Woman loses appeal to quash conviction for sexual assault on brother

Complainant told the trial he was aged nine and his sister 21 when she began abusing him

A woman (47) has failed in her appeal to have her conviction quashed for sexually assaulting her brother over 25-years-ago when she was 21 and he was aged nine.

The woman, who cannot be named to protect the identity of her victim, had appealed both her conviction and her sentence from Cork Circuit Criminal Court in late 2018.

But on Monday at the Court of Appeal sitting in Cork, Mr Justice Patrick McCarthy, Mr Justice George Bermingham and Ms Justice Isobel Kennedy dismissed her appeal after hearing submissions on her behalf by defence counsel Vincent Heneghan SC.

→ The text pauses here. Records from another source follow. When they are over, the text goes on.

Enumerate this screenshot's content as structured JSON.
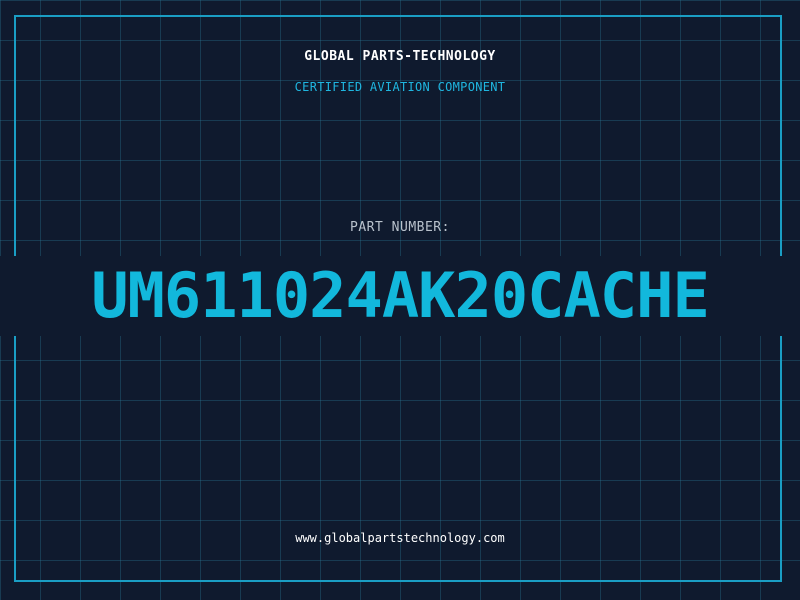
{
  "header": {
    "company": "GLOBAL PARTS-TECHNOLOGY",
    "subtitle": "CERTIFIED AVIATION COMPONENT"
  },
  "part": {
    "label": "PART NUMBER:",
    "number": "UM611024AK20CACHE"
  },
  "footer": {
    "url": "www.globalpartstechnology.com"
  },
  "colors": {
    "background": "#0f1a2e",
    "grid": "#287896",
    "accent": "#12b8dc",
    "frame": "#1a9ec4"
  }
}
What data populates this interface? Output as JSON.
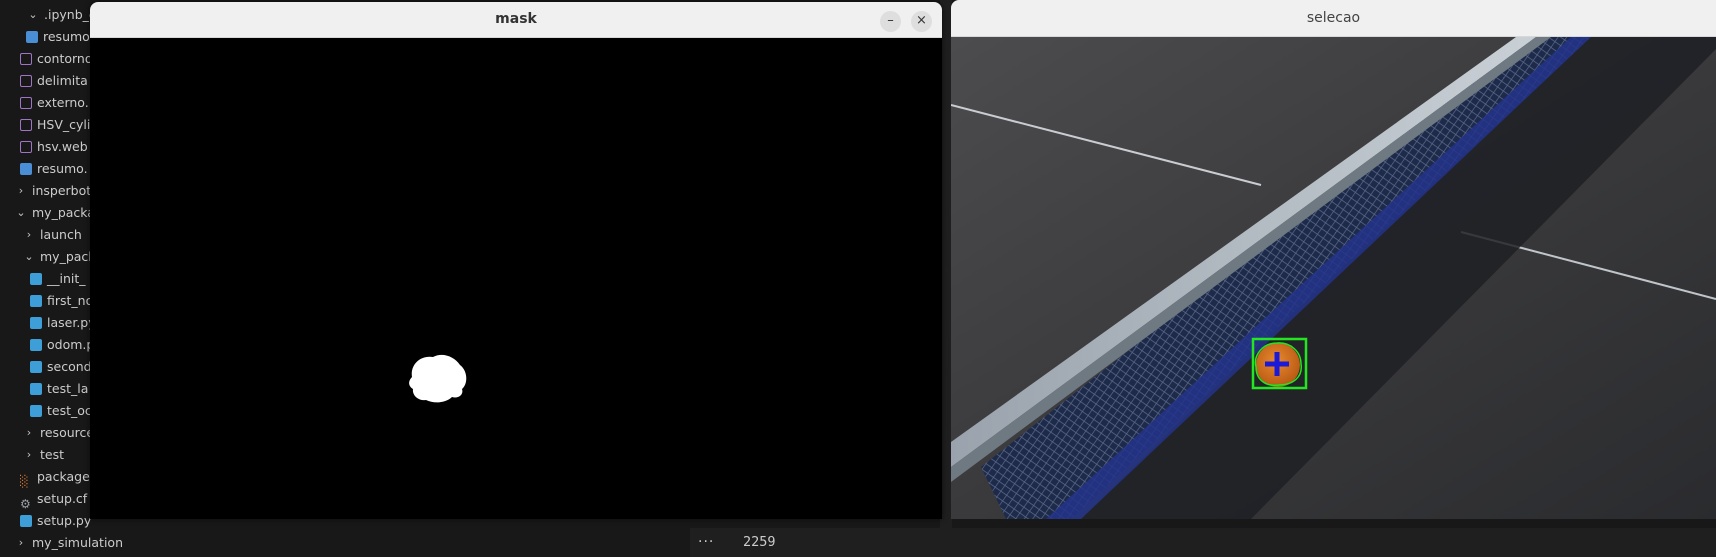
{
  "explorer": {
    "items": [
      {
        "label": ".ipynb_c",
        "chevron": "down",
        "icon": "none"
      },
      {
        "label": "resumo",
        "chevron": "",
        "icon": "doc"
      },
      {
        "label": "contorno",
        "chevron": "",
        "icon": "img"
      },
      {
        "label": "delimita",
        "chevron": "",
        "icon": "img"
      },
      {
        "label": "externo.",
        "chevron": "",
        "icon": "img"
      },
      {
        "label": "HSV_cyli",
        "chevron": "",
        "icon": "img"
      },
      {
        "label": "hsv.web",
        "chevron": "",
        "icon": "img"
      },
      {
        "label": "resumo.",
        "chevron": "",
        "icon": "doc"
      },
      {
        "label": "insperbot",
        "chevron": "right",
        "icon": "none"
      },
      {
        "label": "my_packa",
        "chevron": "down",
        "icon": "none"
      },
      {
        "label": "launch",
        "chevron": "right",
        "icon": "none"
      },
      {
        "label": "my_pack",
        "chevron": "down",
        "icon": "none"
      },
      {
        "label": "__init_",
        "chevron": "",
        "icon": "py"
      },
      {
        "label": "first_no",
        "chevron": "",
        "icon": "py"
      },
      {
        "label": "laser.py",
        "chevron": "",
        "icon": "py"
      },
      {
        "label": "odom.p",
        "chevron": "",
        "icon": "py"
      },
      {
        "label": "second",
        "chevron": "",
        "icon": "py"
      },
      {
        "label": "test_la",
        "chevron": "",
        "icon": "py"
      },
      {
        "label": "test_oc",
        "chevron": "",
        "icon": "py"
      },
      {
        "label": "resource",
        "chevron": "right",
        "icon": "none"
      },
      {
        "label": "test",
        "chevron": "right",
        "icon": "none"
      },
      {
        "label": "package",
        "chevron": "",
        "icon": "rss"
      },
      {
        "label": "setup.cf",
        "chevron": "",
        "icon": "gear"
      },
      {
        "label": "setup.py",
        "chevron": "",
        "icon": "py"
      },
      {
        "label": "my_simulation",
        "chevron": "right",
        "icon": "none"
      }
    ]
  },
  "bottom_bar": {
    "dots": "···",
    "value": "2259"
  },
  "mask_window": {
    "title": "mask",
    "minimize": "–",
    "close": "×"
  },
  "selecao_window": {
    "title": "selecao"
  },
  "colors": {
    "detection_box": "#22e622",
    "crosshair": "#1a1ad8",
    "ball": "#d9701c"
  }
}
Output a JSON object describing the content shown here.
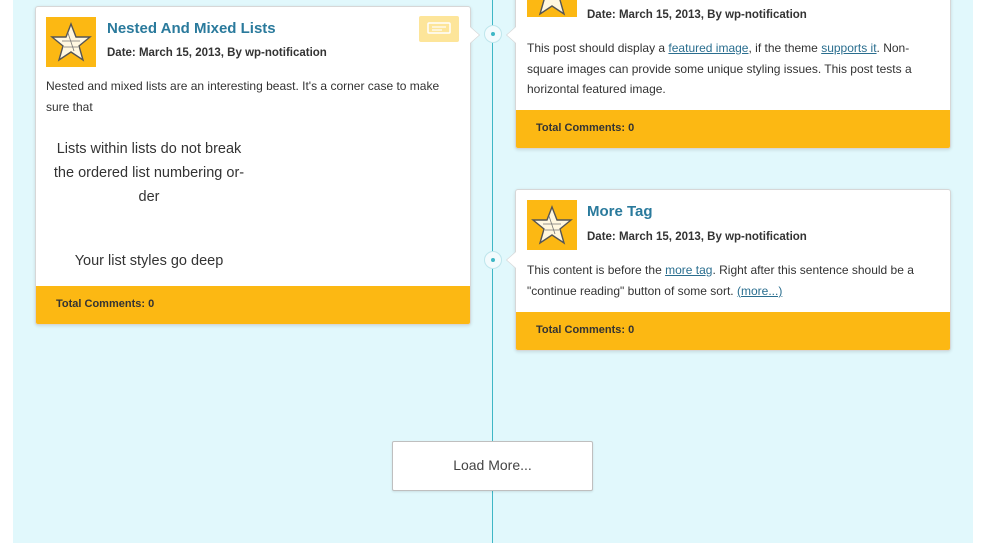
{
  "posts": [
    {
      "title": "Nested And Mixed Lists",
      "meta": "Date: March 15, 2013, By wp-notification",
      "excerpt": "Nested and mixed lists are an interesting beast. It's a corner case to make sure that",
      "list_items": [
        "Lists within lists do not break the ordered list numbering or-",
        "der",
        "Your list styles go deep"
      ],
      "comments": "Total Comments: 0",
      "format_icon": "chat-bubble-icon"
    },
    {
      "title": "",
      "meta": "Date: March 15, 2013, By wp-notification",
      "excerpt_parts": [
        "This post should display a ",
        "featured image",
        ", if the theme ",
        "supports it",
        ". Non-square images can provide some unique styling issues. This post tests a horizontal featured image."
      ],
      "comments": "Total Comments: 0"
    },
    {
      "title": "More Tag",
      "meta": "Date: March 15, 2013, By wp-notification",
      "excerpt_parts": [
        "This content is before the ",
        "more tag",
        ". Right after this sentence should be a \"continue reading\" button of some sort. ",
        "(more...)"
      ],
      "comments": "Total Comments: 0"
    }
  ],
  "load_more_label": "Load More...",
  "colors": {
    "background": "#e1f8fc",
    "timeline": "#3fb7c6",
    "accent": "#fcb813",
    "title": "#2a7a9c",
    "link": "#2a6e8f"
  },
  "icons": {
    "avatar": "star-avatar-icon",
    "node": "timeline-dot-icon"
  }
}
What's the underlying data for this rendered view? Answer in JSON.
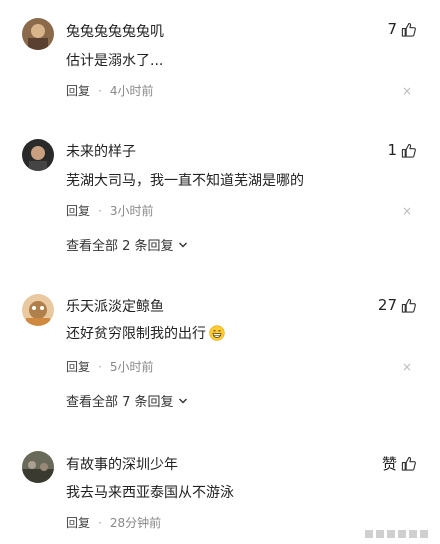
{
  "comments": [
    {
      "username": "兔兔兔兔兔兔叽",
      "likes": "7",
      "text": "估计是溺水了...",
      "reply_label": "回复",
      "time": "4小时前",
      "avatar_icon": "avatar-icon"
    },
    {
      "username": "未来的样子",
      "likes": "1",
      "text": "芜湖大司马，我一直不知道芜湖是哪的",
      "reply_label": "回复",
      "time": "3小时前",
      "expand": "查看全部 2 条回复",
      "avatar_icon": "avatar-icon"
    },
    {
      "username": "乐天派淡定鲸鱼",
      "likes": "27",
      "text": "还好贫穷限制我的出行",
      "reply_label": "回复",
      "time": "5小时前",
      "expand": "查看全部 7 条回复",
      "avatar_icon": "avatar-icon"
    },
    {
      "username": "有故事的深圳少年",
      "likes": "赞",
      "text": "我去马来西亚泰国从不游泳",
      "reply_label": "回复",
      "time": "28分钟前",
      "avatar_icon": "avatar-icon"
    }
  ],
  "close_symbol": "×",
  "colors": {
    "text": "#222222",
    "meta": "#888888"
  }
}
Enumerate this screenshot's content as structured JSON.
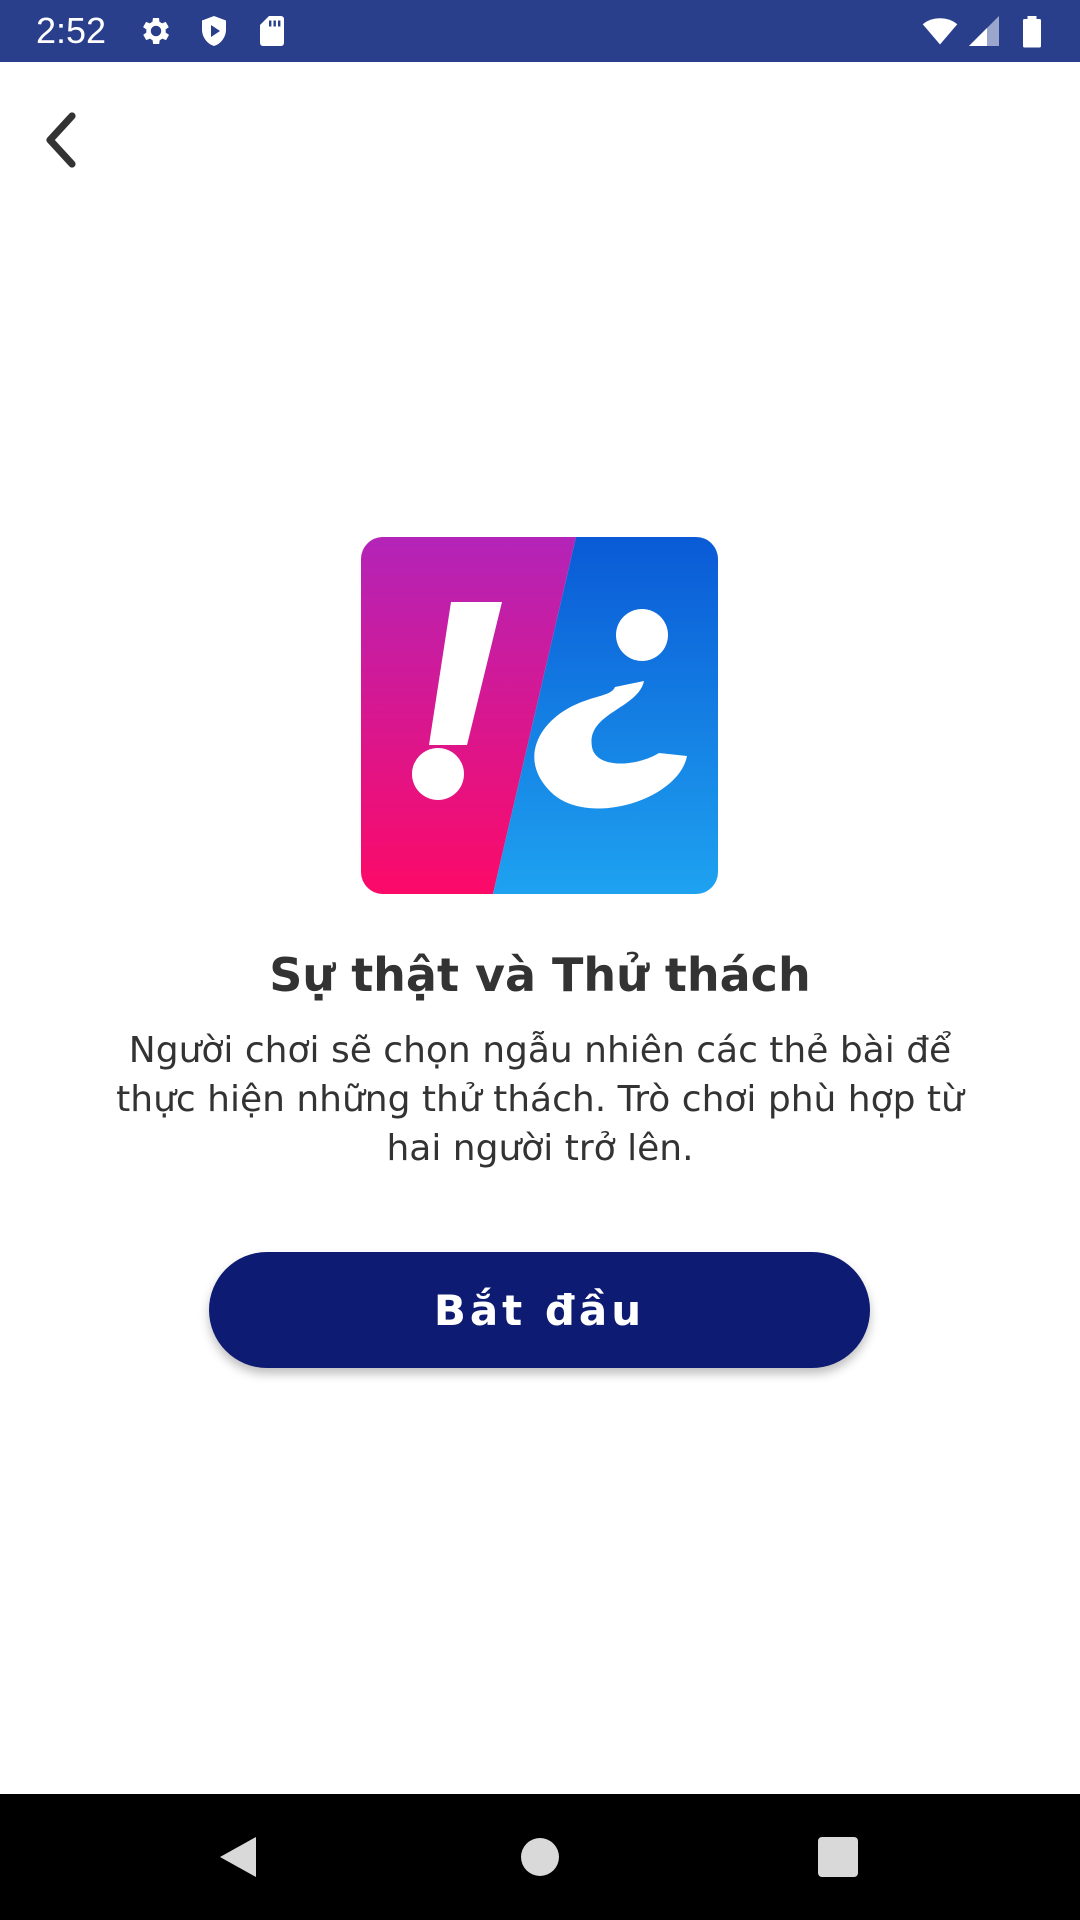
{
  "status_bar": {
    "time": "2:52",
    "background": "#2a3f8c",
    "left_icons": [
      "settings-icon",
      "shield-icon",
      "sd-card-icon"
    ],
    "right_icons": [
      "wifi-icon",
      "cell-signal-icon",
      "battery-icon"
    ]
  },
  "header": {
    "back_icon": "chevron-left-icon"
  },
  "game": {
    "logo_icon": "truth-or-dare-logo",
    "logo_colors": {
      "left_top": "#b324b8",
      "left_bottom": "#fc0a68",
      "right_top": "#0a5ad6",
      "right_bottom": "#1ea2f0"
    },
    "title": "Sự thật và Thử thách",
    "description": "Người chơi sẽ chọn ngẫu nhiên các thẻ bài để thực hiện những thử thách. Trò chơi phù hợp từ hai người trở lên.",
    "start_label": "Bắt đầu",
    "start_color": "#0d1b72"
  },
  "nav_bar": {
    "buttons": [
      "back-triangle-icon",
      "home-circle-icon",
      "recents-square-icon"
    ]
  }
}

The woman had denied a total of ten counts of sexual assault on her brother on various dates between 1993 and 1995 at various locations in the State when she went on trial at Cork Circuit Criminal Court last year.


The complainant in the case had told the trial his sister had begun abusing him when he was aged nine and she was aged 21 and they were alone in the family home and in a hotel room together.

The complainant had cut all ties with his family when he reached adulthood. However when his sister and his parents learned that he had become a father, they made an application through the courts for access to the man’s infant son.

In the course of the access case, the man learned that his sister was on the board of management of a local school and concerned she might have access to children, he reported her abuse to gardaí in 2015.

The jury at Cork Circuit Criminal Court found the woman guilty on four of the 10 counts including three sexual assaults at the family home in Cork and one assault while staying in a hotel in Dublin city centre.

Sentencing the woman at Cork Circuit Criminal Court, Judge Brian O’Callaghan accepted she had no previous convictions and had never come to the attention of the gardaí before or since this incident and was unlikely to re-offend.

However Judge O’Callaghan said he had hoped there would be some expression of remorse from the woman for everyone’s sake in the case but it was clear that she had no insight or appreciation of the harm she had caused.

He imposed an 18 months sentence for the first the two sexual assaults but suspended them in their entirety. However the later two assaults were of a more serious nature and he jailed her for six months, which she has since served.

Barry Roche

Barry Roche

Barry Roche is Southern Correspondent of The Irish Times